Regarding Afghan future, Pakistan neither pursue the canard of strategic depth, nor desire a role for itself in the formulation of future set up there. However, being immediate and intimate neighbour, would desire a peace and long-term stability in that country for the common good of both nations. Pakistan believes that, a stable Afghanistan would guarantee a stable, strong and peaceful Pakistan. Owing to its historical linkages, Pakistan should facilitate Afghan Government in bringing together various Afghan ethnic and religious groups through an indigenous Afghan solution. While Pakistan does that, US neither should isolate Pakistan, nor should negotiate with a few Taliban away from Afghan soil and Administration. Because of its long association and affiliations with Afghans and being the most affected country after Afghanistan itself, US must value Pakistani suggestions, while negotiating a plan for the Afghanistan. The utmost, Pakistan would ask; an equitable share for all Afghans, as per their population proportion, without any discrimination to anyone.
While Prime Minister Gillani meets President Obama, in Seoul, US Special envoy on Pak-Afghan affairs, Marc Grossman will have a meeting with President Asif Ali Zardai on the sidelines of the Dushanbe Moot on Afghanistan being held on March 25, 2012. About the PCNS recommendations, Mr Grossman said that, only after the finalization of the recommendations by Parliament, US will be in a position to have “conversation with the government of Pakistan about how to go forward.” Hopefully, President Zardari will pursue the Pakistani national interests in Dushanbe Moot and will clarify Pakistani position about many misperceptions prevailing either in US or elsewhere.
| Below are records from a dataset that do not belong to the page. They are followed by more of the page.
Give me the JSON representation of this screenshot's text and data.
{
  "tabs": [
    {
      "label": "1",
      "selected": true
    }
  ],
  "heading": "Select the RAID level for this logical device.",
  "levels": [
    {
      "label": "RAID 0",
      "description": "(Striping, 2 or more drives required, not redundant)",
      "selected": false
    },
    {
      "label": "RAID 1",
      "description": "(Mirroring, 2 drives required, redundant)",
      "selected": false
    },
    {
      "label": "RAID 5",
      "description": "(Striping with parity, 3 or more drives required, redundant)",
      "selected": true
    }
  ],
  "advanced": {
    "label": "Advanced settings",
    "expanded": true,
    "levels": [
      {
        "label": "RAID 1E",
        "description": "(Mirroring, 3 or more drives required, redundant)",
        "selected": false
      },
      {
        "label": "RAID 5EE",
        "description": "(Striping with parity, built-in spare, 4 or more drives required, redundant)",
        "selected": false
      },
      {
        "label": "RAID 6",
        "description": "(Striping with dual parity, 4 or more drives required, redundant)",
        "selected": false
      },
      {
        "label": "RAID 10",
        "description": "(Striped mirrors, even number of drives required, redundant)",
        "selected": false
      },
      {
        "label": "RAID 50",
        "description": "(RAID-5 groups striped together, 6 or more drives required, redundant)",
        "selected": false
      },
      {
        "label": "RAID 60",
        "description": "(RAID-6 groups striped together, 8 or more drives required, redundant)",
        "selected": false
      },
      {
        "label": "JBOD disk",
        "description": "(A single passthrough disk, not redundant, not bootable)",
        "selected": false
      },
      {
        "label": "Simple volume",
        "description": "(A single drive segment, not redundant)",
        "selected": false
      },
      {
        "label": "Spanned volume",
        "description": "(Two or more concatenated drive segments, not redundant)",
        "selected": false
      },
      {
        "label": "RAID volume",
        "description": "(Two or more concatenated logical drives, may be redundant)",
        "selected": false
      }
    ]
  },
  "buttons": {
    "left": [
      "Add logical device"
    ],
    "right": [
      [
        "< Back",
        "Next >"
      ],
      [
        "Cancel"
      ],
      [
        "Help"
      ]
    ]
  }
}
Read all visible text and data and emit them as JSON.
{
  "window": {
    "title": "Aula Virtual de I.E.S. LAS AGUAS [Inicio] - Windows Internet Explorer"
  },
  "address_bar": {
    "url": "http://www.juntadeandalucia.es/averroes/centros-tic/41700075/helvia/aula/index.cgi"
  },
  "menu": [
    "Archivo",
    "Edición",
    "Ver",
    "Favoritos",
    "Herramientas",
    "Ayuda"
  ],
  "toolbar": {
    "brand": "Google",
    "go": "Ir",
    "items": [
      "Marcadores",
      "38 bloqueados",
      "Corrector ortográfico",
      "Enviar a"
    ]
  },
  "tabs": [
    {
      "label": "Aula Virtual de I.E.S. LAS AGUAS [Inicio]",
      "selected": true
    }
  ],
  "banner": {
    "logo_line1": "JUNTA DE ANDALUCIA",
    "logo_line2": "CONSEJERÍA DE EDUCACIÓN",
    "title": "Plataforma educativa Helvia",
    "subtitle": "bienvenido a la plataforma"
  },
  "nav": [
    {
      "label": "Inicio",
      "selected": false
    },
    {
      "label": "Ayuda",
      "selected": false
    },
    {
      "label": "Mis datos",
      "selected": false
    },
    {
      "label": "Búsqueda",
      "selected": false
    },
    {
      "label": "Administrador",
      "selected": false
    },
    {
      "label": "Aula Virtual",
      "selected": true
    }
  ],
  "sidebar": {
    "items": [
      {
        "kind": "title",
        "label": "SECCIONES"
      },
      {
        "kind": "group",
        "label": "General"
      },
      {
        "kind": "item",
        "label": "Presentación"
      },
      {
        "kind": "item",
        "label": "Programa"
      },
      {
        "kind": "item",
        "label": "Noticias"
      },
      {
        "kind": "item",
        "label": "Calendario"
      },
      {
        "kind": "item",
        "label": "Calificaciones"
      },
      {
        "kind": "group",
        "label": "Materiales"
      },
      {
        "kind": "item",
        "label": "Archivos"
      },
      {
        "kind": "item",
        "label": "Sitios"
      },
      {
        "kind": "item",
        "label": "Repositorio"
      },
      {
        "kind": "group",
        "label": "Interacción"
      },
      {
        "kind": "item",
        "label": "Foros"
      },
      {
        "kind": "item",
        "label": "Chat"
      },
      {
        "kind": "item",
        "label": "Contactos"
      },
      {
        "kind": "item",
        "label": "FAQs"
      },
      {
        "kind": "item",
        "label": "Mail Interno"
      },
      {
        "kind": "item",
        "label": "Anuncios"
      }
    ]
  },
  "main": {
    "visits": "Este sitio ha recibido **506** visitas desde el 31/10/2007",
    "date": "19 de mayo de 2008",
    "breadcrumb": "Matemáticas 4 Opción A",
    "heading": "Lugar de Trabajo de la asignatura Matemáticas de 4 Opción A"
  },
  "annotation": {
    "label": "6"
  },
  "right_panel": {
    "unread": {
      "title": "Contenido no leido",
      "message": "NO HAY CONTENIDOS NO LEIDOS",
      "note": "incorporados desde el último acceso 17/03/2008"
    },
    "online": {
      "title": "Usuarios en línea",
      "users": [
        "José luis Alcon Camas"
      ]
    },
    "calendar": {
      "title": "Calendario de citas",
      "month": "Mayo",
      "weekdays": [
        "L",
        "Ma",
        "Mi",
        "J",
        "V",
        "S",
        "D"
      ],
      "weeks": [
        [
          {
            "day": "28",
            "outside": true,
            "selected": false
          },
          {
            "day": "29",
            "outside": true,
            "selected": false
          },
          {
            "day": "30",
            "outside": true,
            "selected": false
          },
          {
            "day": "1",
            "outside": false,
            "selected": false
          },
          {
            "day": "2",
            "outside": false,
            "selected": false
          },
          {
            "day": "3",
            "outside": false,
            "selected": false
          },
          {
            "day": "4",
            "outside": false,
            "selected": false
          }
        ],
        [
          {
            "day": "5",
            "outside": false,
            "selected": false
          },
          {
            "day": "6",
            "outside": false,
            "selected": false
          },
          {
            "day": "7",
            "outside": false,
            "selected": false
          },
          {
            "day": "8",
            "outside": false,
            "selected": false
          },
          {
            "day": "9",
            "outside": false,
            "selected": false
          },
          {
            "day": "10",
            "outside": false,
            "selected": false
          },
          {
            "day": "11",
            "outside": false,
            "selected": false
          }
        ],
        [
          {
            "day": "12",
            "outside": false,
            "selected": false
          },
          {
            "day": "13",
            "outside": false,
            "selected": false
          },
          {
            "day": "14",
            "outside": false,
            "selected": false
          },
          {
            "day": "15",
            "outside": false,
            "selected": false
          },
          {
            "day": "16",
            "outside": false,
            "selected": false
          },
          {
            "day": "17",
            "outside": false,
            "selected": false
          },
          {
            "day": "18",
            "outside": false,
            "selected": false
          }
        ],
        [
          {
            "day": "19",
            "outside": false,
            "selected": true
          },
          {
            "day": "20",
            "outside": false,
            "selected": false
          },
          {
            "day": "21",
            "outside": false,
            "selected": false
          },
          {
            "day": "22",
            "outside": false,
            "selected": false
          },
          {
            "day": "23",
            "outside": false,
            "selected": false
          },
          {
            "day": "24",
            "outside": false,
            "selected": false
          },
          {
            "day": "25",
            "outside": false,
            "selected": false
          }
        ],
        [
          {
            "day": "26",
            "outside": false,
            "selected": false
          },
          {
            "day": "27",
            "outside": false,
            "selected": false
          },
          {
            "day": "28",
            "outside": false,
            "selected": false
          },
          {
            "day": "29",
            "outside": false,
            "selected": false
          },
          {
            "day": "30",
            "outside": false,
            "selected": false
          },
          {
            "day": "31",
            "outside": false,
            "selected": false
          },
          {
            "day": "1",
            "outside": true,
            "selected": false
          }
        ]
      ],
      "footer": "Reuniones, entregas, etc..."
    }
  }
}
On its part, United States must regard and respect the outcome of the PCNS recommendations and whatever transpires in the Parliamentary debate in the light of these recommendations.
In summary, each country has the right to make laws, which suit its national interest and help her securing its sovereignty. If US Policy and lawmakers are securing American interests all over the world, should not Pakistan make laws within its own geographical jurisdiction? After sixty-five years of indistinct relationship, there is a requirement that Pakistan too have a set of thoroughly debated and well thought out rules and regulations for its relationship with other countries. This is particularly essential, once our geo-politics is being used by any external power or we rendered our services to a certain country or to the international community; as being practiced since 2001.